I didn’t just get through a holiday of questions (four, to be exact) to avoid explaining the ones likely coming to mind right now: who are the Maori, and what could they have to offer to a nice Jewish girl from the tristate area?
The Maori are the indigenous people of New Zealand. Relations between the Maori and the European settlers have been rocky over the generations, but the country is now trying to embrace and integrate its Maori culture into daily life. Anyone who has heard of the Maori before is probably familiar with the traditional haka war dance done before national rugby games, but there are dozens of subtler indicators of Maori presence. Maori phrases appear in the salutations of emails, signs are posted in English and Te Reo (the Maori language) and certain customs such as not sitting on tables or the summit of mountains are common. At first, I didn’t think the Maori culture would have much bearing on my life besides being a particularly interesting part of the foreign (to me) ambiance of New Zealand. Relating to the country’s indigenous people on a deeper level, especially in connection with my Jewish identity, came out of left field.
During orientation, my study-abroad program visited a Maori community, where we spent the night and learned that there is more to the Maori than meets the eye. They are deeply connected to their roots and hold their ancestors in high esteem. The concept of whakapapa — keeping account of one’s genealogy — is a central tenet. As our guide explained this, my mind went to the Tanach, to the lists of names that trace Adam to Noah, Abraham to Joseph to Moses. I thought about my dad, who searches out eighth cousins and collects old photos to add to the growing account of our family tree. The Maori also express their values, teachings and culture through storytelling, and oral tradition preserves their way of life through the generations. Where would my Jewish identity be without the story of how my great-great grandfather didn’t want his daughter marrying a “shpringer” (a loafer), much less the stories in Genesis?
But the Maori tenet that really struck a chord was the people’s connection to their land. When you formally introduce yourself in a Maori setting, you don’t share your profession or where you go to school. You list “your mountain,” “your ocean” and “your river” — the physical aspects of whatever place you call home. “Home” is not necessarily the region in which you were born, either, or where you currently live; it is the place that FEELS like home, wherever your connection to a place is strong. You don’t even need to have just one.

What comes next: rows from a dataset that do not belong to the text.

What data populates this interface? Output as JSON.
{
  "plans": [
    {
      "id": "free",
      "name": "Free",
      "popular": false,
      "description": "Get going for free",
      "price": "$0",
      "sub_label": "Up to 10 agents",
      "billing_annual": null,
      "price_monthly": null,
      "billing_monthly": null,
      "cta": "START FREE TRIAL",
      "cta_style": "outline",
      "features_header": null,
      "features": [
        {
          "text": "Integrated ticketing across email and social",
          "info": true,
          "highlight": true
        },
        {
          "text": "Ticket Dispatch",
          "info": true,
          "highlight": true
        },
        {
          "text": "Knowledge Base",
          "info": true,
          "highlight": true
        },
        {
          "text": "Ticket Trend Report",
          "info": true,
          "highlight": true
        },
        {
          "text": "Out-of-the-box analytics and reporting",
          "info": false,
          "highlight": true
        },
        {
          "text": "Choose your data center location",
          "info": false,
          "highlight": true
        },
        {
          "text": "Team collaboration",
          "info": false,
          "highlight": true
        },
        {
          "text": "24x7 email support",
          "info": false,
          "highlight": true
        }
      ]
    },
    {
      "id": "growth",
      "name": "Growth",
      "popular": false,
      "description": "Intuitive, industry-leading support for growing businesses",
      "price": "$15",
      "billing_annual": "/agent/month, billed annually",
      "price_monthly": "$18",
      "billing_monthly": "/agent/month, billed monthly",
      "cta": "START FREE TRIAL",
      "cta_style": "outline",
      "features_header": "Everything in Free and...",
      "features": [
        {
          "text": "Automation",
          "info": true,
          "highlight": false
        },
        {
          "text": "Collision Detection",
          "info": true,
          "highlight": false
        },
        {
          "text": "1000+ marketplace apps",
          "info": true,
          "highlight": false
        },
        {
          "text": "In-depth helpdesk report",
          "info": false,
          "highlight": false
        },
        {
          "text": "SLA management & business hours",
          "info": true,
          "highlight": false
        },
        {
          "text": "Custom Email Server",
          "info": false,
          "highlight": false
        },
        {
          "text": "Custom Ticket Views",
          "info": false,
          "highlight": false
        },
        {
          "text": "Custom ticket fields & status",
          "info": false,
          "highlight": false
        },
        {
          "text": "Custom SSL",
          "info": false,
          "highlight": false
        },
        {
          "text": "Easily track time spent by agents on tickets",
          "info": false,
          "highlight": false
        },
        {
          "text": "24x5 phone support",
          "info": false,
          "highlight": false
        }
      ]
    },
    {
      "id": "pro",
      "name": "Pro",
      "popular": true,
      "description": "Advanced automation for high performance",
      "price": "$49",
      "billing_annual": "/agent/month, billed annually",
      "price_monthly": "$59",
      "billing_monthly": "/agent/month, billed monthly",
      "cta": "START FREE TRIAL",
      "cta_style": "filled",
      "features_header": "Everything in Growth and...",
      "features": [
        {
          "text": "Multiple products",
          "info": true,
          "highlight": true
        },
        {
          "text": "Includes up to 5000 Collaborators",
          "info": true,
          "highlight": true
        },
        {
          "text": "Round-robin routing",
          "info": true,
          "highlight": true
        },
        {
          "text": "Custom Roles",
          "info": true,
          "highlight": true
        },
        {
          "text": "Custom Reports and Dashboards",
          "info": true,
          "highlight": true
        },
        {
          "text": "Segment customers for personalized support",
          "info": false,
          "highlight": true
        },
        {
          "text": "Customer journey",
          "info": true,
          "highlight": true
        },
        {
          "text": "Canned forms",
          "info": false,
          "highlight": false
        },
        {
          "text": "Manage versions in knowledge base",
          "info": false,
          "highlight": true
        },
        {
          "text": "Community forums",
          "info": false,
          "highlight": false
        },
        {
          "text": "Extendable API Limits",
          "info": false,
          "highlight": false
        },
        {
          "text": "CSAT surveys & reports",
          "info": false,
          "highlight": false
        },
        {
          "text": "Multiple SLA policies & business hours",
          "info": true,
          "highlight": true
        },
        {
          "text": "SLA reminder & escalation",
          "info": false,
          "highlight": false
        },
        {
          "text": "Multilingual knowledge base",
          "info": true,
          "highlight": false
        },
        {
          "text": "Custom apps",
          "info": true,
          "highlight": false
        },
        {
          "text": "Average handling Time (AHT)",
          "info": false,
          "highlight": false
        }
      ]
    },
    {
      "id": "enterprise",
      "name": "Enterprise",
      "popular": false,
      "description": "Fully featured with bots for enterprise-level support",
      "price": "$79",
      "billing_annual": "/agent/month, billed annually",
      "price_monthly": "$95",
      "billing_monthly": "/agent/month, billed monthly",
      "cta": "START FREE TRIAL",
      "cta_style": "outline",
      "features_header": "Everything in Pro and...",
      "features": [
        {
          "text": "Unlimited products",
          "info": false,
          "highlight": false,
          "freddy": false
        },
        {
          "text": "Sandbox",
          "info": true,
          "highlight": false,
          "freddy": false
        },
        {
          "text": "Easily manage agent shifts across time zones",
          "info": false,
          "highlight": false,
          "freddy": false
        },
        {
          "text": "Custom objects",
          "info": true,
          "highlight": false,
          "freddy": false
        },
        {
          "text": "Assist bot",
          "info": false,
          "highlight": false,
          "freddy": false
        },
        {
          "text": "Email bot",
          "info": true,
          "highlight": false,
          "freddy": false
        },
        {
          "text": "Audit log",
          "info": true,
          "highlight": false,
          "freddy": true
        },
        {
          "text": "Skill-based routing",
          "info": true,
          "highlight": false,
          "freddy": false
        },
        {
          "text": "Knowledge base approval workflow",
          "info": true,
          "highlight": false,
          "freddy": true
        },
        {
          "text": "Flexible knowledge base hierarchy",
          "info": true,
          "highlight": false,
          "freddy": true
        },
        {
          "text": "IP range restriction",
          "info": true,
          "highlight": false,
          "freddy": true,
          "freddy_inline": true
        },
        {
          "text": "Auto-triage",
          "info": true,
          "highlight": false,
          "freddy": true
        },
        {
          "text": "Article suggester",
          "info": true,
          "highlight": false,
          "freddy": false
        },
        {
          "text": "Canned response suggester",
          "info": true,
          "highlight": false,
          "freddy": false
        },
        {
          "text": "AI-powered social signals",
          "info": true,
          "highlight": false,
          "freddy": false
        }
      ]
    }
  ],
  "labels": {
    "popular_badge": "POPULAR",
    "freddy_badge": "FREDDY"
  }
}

I’ve struggled to explain to people my connection to Israel, why I rush to defend it, why it never feels like a foreign country, why I can call it a home even though I’ve never lived there. Being in an unfamiliar community surrounded by unfamiliar people halfway around the world, I could finally put it in simple terms: New York is home because it’s where I live. New Jersey is home because it’s where I grew up. Israel is home because my ocean isn’t the Atlantic, it’s Yam Tichon, the Mediterranean. My mountain isn’t the hill where my house is, it’s the one I climbed near Sde Boker. There’s a visceral connection between me and the dirt in Israel, and among all the people I’ve met, the Maori understand that in ways few people outside the Jewish community do.
In Jewish tradition we talk about being a light unto the nations, but we forget that interacting with people in those nations can shed some light on us, too. Because of the understanding I reached in the Maori meeting house, I became more comfortable despite being far from the Jewish bubble I’d left behind. I also knew that in stepping (or rather leaping, in this case) temporarily out of that bubble, I’d discover the answer to a Jewish question that had always nagged at me.
While I can’t put myself into a native New Zealander’s shoes, I can imagine his or her life a little better now. And next year, when I’m back home at my family’s seder, retelling the story of how the ancient Jewish slaves escaped Egypt for the Promised Land, I’ll have a deeper grasp on the meaning of home. And there’ll be some real charoset, too.
Yaël D. Cohen is a junior at Columbia University. She is a 2015 Write On For Israel graduate.
This piece is part of “The View From Campus” column written by students on campus. To learn more about the column click here, and if you would like to contribute to it, email email@example.com for more info. We are grateful to The Paul E. Singer Foundation for supporting the Write On For Israel Program.